Yellen: Fed faces unpleasant mix on prices, growth

CHICAGO (Reuters) - San Francisco Federal Reserve Bank President Janet Yellen said on Friday that the U.S. central bank faces an “unpleasant combination” of risks to inflation and growth in setting interest rate policy.

“The U.S. economy is particularly exposed to downside risks from the unwinding of the housing bubble and disruptions in financial markets,” Yellen said in remarks prepared for Banque de France’s symposium on globalization and monetary policy in Paris.

“There is some slack now in the U.S. labor market and, if these downside economic risks materialize, quite a bit more slack could emerge,” she said, which would tend to dampen inflation.

Still, Yellen said inflation risks were “roughly balanced” and that the Fed “cannot afford to take for granted that inflation expectations will remain well-anchored.”

The Federal Open Market Committee will decide on its next policy move on March 18, and is widely expected to lower its benchmark lending rate to as low as 2.25 percent from the current 3 percent.

The FOMC has slashed the federal funds rate from 5.25 percent since mid-September in the face of weaker economic growth and dislocations in global credit markets -- even as inflation pressures have started to mount.

Yellen is not a voting member of the FOMC in 2008.

Yellen did not discuss the economic outlook at length in a speech devoted mostly to mulling reasons why global inflation has been relatively contained in recent years, even as oil, food and materials prices have spiked.

She said it would be “a mistake” to downplay the role of monetary policy, and the credibility of central banks in general and the Fed in particular, in holding down price pressures.

“Credibility accounts for why inflation appears generally to have become less persistent,” Yellen said.

By contrast, the role of a global competition in tamping down inflation is “frequently overstated,” she said.

“Whatever tailwinds may have resulted from falling non-commodity import prices waned as the dollar declined.”


Yellen repeated a comment from February that rising U.S. inflation recently has been “disappointing.”

The personal consumption expenditures (PCE) price index has advanced by 3.7 percent over the past 12 months and at a 5.4-percent annual rate during the past quarter.

Excluding food and energy, the core PCE -- the Fed’s favored measure -- is up 2.2 percent over the past 12 months.

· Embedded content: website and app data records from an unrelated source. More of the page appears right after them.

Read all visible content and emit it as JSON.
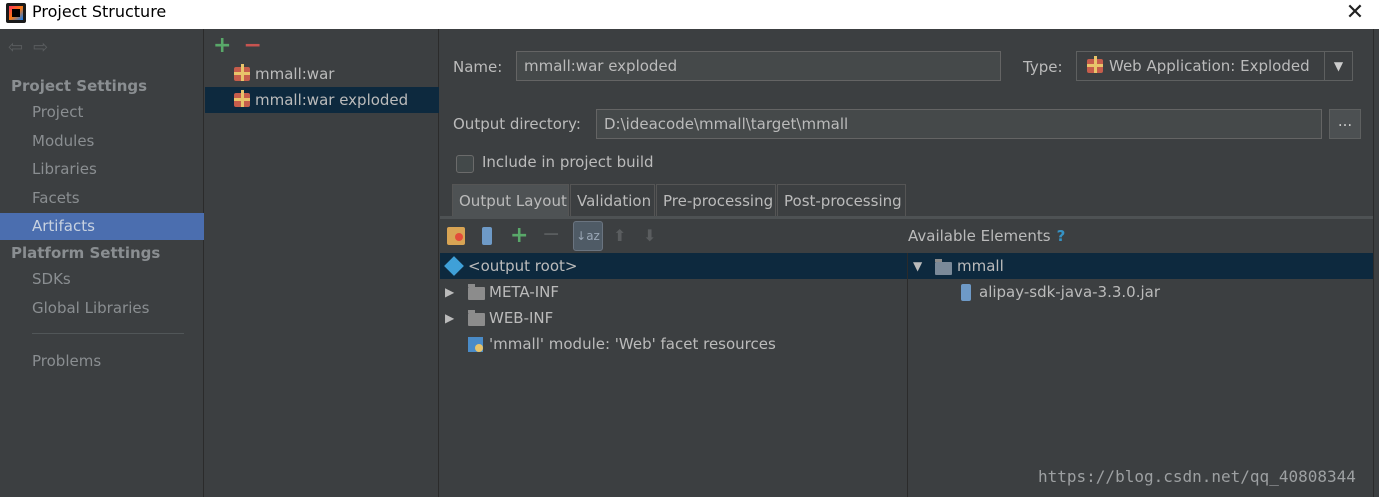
{
  "window": {
    "title": "Project Structure",
    "close_glyph": "✕"
  },
  "nav": {
    "arrows": "⇦⇨",
    "sections": [
      {
        "title": "Project Settings"
      },
      {
        "title": "Platform Settings"
      }
    ],
    "items": [
      {
        "label": "Project"
      },
      {
        "label": "Modules"
      },
      {
        "label": "Libraries"
      },
      {
        "label": "Facets"
      },
      {
        "label": "Artifacts",
        "selected": true
      },
      {
        "label": "SDKs"
      },
      {
        "label": "Global Libraries"
      },
      {
        "label": "Problems"
      }
    ]
  },
  "artifacts": {
    "add": "+",
    "remove": "−",
    "items": [
      {
        "label": "mmall:war"
      },
      {
        "label": "mmall:war exploded",
        "selected": true
      }
    ]
  },
  "form": {
    "name_label": "Name:",
    "name_value": "mmall:war exploded",
    "type_label": "Type:",
    "type_value": "Web Application: Exploded",
    "output_label": "Output directory:",
    "output_value": "D:\\ideacode\\mmall\\target\\mmall",
    "browse": "...",
    "include_label": "Include in project build",
    "include_checked": false
  },
  "tabs": [
    {
      "label": "Output Layout",
      "active": true
    },
    {
      "label": "Validation"
    },
    {
      "label": "Pre-processing"
    },
    {
      "label": "Post-processing"
    }
  ],
  "layout_toolbar": {
    "sort": "↓az",
    "up": "⬆",
    "down": "⬇",
    "plus": "+",
    "minus": "−"
  },
  "output_tree": [
    {
      "label": "<output root>",
      "selected": true
    },
    {
      "label": "META-INF",
      "expander": "▶"
    },
    {
      "label": "WEB-INF",
      "expander": "▶"
    },
    {
      "label": "'mmall' module: 'Web' facet resources"
    }
  ],
  "available": {
    "title": "Available Elements",
    "help": "?",
    "tree": [
      {
        "label": "mmall",
        "expander": "▼",
        "selected": true
      },
      {
        "label": "alipay-sdk-java-3.3.0.jar"
      }
    ]
  },
  "watermark": "https://blog.csdn.net/qq_40808344",
  "colors": {
    "selection": "#0d293e",
    "nav_selected": "#4b6eaf",
    "background": "#3c3f41"
  }
}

Yellen said that outcome “partly reflects pass-through from the drop in the dollar.”

“Even so, I expect both total and core inflation to moderate over the next few years, edging down to under 2 percent,” she said.

That outcome would be “broadly consistent” with the Fed’s mandate to promote price stability, Yellen said.

Yellen said U.S. labor costs will likely continue to grow “at a reasonably modest pace,” which in turn would depend on inflation expectations staying well anchored and food and energy prices starting to level off.

Still, there is a risk of “pushback” on wages from workers whose purchasing power has been eroded by rising food and energy prices, she said.